BEGIN Extracted data

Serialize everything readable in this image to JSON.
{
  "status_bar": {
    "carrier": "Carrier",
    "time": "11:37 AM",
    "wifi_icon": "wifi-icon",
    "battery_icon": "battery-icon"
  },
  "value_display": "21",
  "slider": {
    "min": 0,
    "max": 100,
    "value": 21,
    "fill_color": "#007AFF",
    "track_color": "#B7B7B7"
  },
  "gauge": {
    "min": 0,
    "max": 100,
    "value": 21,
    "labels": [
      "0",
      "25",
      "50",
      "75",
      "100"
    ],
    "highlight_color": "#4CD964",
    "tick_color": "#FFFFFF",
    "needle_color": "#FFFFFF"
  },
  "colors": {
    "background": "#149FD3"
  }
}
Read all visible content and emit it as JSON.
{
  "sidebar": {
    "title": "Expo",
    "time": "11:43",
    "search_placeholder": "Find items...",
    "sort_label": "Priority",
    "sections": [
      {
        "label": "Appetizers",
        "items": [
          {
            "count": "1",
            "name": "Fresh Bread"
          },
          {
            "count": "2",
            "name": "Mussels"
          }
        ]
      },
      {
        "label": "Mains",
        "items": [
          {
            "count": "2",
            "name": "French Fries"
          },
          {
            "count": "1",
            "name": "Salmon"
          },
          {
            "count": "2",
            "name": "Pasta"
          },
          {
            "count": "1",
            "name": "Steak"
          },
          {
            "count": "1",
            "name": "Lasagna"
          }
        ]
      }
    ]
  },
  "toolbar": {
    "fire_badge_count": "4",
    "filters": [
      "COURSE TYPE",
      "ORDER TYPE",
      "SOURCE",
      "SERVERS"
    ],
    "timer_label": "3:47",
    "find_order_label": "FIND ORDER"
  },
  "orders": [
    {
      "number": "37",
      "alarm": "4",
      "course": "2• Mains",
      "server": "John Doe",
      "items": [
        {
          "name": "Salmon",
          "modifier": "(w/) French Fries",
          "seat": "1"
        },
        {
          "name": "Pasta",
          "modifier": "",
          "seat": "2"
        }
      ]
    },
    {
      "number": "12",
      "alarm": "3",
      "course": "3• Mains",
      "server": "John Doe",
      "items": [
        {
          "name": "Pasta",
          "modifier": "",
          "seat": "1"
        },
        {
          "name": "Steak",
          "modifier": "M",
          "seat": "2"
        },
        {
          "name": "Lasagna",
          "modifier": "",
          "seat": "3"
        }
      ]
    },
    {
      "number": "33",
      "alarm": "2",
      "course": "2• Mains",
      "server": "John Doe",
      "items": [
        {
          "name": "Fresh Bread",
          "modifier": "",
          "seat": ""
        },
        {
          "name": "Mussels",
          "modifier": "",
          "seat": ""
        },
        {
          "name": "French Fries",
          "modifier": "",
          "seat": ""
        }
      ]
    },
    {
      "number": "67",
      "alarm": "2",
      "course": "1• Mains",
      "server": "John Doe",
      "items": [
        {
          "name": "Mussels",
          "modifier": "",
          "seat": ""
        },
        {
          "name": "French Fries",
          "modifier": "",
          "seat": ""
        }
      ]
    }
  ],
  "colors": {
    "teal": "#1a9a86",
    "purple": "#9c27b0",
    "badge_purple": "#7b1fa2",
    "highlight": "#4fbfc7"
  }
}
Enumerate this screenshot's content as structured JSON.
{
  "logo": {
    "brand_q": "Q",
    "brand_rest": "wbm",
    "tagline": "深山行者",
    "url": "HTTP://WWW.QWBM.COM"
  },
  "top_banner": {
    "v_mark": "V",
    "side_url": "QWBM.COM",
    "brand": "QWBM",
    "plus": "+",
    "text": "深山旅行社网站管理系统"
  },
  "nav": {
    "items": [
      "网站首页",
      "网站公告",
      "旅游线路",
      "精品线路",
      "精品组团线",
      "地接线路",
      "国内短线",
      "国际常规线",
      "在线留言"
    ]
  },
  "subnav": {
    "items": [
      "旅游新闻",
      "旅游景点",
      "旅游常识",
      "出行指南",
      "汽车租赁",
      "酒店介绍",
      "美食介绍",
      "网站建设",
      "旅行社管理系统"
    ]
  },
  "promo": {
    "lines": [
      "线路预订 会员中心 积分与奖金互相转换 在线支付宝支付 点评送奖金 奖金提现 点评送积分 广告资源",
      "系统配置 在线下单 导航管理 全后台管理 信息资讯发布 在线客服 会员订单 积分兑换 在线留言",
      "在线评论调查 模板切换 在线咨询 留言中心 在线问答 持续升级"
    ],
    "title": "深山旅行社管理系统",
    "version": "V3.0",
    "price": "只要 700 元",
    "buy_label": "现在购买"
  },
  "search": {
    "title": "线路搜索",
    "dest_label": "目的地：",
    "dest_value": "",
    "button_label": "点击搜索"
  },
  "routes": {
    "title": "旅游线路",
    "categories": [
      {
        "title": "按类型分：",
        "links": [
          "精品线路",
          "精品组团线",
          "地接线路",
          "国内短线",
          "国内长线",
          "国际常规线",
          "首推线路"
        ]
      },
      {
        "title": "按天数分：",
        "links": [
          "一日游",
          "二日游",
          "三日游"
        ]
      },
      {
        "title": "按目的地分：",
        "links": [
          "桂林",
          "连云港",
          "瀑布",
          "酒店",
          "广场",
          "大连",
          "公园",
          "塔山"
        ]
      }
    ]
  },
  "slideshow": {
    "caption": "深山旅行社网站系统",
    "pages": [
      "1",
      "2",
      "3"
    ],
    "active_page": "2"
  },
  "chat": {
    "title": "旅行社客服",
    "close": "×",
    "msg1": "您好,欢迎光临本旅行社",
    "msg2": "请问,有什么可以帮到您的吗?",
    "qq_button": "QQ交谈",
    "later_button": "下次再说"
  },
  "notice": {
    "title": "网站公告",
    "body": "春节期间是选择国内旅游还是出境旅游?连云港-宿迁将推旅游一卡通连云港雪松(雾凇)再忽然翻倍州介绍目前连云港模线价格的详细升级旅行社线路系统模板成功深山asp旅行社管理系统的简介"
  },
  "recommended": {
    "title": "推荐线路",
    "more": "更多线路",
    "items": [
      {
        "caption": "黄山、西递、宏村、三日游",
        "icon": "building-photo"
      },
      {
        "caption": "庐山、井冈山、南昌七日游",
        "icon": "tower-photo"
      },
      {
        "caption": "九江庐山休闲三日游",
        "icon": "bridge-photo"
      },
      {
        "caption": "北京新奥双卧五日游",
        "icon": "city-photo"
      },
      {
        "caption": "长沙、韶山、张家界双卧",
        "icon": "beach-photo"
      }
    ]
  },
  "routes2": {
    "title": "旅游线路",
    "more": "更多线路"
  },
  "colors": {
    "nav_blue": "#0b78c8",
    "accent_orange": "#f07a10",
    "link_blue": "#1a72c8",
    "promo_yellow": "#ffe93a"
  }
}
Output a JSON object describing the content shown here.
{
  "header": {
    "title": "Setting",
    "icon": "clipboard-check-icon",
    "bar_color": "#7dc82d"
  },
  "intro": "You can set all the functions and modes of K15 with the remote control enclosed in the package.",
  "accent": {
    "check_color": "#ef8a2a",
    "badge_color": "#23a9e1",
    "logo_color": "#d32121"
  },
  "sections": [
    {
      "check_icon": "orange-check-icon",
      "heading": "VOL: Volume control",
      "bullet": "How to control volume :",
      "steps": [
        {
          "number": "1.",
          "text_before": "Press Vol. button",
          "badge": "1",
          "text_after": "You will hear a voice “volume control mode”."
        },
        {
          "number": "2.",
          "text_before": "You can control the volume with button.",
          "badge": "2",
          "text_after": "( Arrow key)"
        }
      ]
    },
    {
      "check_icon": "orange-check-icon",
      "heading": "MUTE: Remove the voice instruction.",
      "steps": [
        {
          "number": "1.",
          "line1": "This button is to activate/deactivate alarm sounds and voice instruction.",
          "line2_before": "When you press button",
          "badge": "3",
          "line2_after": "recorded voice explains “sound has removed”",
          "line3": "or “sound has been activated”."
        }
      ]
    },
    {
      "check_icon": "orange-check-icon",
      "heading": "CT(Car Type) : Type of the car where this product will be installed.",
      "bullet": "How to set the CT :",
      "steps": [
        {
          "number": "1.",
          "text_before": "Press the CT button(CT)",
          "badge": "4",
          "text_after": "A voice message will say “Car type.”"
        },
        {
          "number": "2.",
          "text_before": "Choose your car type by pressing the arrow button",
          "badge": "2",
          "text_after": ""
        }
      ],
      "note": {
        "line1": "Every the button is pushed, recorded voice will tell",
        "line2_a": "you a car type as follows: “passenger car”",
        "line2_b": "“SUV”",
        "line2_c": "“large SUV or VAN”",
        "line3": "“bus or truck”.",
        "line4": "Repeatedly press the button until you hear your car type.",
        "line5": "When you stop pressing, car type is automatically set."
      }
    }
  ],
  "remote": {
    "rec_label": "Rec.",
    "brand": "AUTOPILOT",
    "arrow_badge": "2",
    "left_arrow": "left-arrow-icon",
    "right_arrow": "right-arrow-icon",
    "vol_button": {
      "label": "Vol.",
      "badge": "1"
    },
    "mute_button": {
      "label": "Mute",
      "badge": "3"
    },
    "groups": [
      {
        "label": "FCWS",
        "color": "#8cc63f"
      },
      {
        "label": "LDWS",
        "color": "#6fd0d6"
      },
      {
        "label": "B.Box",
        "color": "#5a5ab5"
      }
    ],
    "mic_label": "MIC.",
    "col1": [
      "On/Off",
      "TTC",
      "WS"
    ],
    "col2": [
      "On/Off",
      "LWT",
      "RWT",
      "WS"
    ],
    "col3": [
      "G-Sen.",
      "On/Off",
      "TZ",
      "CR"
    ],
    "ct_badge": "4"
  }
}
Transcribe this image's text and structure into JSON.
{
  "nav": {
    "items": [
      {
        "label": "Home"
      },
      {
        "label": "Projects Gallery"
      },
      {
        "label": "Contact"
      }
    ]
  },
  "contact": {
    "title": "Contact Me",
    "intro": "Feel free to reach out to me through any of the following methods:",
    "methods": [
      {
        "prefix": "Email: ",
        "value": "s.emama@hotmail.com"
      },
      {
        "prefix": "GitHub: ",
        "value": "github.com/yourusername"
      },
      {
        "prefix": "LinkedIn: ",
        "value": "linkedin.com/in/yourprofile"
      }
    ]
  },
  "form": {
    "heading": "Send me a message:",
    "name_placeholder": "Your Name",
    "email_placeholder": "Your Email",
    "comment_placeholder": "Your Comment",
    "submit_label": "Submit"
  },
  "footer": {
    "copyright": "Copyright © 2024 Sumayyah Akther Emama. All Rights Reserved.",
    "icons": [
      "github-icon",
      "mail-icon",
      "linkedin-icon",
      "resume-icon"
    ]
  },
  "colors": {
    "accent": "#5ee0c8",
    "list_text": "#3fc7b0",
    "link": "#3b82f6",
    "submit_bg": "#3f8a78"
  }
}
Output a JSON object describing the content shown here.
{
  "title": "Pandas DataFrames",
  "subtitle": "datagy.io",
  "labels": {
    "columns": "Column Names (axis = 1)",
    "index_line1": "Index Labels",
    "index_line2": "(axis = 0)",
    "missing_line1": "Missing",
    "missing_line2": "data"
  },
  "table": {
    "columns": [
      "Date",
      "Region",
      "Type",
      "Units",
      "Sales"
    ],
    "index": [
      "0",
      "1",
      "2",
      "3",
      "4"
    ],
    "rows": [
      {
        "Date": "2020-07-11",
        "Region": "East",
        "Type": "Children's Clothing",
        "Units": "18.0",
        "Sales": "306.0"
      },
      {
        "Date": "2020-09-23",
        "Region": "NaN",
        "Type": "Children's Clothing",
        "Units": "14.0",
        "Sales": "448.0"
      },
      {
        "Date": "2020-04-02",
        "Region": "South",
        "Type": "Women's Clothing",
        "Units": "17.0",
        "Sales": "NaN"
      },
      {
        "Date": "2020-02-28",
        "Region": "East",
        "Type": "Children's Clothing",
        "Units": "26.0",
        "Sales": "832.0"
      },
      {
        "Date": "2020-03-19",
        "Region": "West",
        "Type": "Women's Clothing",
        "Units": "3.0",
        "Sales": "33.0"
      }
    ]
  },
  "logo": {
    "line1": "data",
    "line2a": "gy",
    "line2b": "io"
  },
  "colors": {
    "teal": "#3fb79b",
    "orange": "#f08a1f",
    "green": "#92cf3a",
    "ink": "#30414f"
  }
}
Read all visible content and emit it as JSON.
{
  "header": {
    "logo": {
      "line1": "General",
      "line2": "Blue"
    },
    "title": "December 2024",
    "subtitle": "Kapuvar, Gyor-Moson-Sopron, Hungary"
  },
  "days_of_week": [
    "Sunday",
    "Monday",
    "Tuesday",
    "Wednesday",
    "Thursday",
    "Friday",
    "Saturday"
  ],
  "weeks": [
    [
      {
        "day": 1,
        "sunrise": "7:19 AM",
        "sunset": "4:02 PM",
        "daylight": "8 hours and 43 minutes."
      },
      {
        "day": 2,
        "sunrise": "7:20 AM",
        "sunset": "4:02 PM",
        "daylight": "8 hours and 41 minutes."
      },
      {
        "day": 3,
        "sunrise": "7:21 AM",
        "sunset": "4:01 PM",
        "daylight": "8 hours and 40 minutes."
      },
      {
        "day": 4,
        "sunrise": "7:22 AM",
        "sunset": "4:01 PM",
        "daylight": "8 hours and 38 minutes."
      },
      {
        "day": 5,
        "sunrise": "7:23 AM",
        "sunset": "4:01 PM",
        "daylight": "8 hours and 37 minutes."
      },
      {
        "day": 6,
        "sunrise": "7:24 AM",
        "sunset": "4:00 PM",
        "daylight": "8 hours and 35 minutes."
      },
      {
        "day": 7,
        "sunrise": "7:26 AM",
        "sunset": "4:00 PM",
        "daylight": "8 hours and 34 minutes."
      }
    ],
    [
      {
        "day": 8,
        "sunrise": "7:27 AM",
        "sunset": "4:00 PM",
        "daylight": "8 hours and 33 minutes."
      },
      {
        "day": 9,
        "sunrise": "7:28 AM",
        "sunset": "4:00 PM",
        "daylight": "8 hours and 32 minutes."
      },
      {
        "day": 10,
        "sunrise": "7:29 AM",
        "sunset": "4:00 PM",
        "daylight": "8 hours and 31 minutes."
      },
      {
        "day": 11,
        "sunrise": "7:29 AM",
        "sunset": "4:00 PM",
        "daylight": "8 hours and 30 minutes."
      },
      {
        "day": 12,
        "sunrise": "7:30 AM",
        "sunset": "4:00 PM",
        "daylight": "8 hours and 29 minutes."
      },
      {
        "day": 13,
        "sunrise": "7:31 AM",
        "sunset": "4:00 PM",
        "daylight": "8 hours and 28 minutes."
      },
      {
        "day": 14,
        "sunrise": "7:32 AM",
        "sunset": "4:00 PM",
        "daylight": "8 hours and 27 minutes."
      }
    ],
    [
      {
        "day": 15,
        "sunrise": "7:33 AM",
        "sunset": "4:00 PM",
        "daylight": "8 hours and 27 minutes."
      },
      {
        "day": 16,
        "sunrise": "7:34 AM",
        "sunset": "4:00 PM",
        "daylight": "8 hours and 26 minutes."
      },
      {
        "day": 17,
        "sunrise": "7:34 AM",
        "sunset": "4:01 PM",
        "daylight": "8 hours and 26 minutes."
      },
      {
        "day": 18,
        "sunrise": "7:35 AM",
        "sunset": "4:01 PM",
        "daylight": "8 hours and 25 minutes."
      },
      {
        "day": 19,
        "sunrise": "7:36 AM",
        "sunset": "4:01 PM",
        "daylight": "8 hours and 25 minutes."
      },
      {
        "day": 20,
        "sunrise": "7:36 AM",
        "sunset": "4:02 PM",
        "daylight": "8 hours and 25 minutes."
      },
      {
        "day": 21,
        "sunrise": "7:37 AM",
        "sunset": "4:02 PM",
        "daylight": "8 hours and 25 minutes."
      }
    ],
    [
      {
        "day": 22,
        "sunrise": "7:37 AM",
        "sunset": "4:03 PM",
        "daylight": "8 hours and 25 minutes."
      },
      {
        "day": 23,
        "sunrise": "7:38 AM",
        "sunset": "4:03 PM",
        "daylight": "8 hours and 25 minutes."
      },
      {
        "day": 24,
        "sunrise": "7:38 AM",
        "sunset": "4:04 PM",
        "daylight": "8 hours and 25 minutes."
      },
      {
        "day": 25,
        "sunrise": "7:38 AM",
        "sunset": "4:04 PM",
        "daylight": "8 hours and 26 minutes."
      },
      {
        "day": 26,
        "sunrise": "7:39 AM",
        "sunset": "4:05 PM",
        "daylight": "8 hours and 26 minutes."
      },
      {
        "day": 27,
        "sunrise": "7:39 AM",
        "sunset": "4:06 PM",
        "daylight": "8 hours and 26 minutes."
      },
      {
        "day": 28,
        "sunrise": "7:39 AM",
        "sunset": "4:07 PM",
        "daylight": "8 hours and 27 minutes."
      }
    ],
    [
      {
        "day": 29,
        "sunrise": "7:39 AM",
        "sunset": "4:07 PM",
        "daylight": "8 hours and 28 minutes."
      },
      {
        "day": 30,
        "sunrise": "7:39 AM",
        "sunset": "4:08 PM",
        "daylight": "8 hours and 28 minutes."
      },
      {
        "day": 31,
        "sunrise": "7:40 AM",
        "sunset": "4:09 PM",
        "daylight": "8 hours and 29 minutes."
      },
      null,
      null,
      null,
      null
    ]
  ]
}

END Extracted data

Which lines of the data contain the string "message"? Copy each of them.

## Answer to this problem
          "text_after": "A voice message will say “Car type.”"
    "heading": "Send me a message:",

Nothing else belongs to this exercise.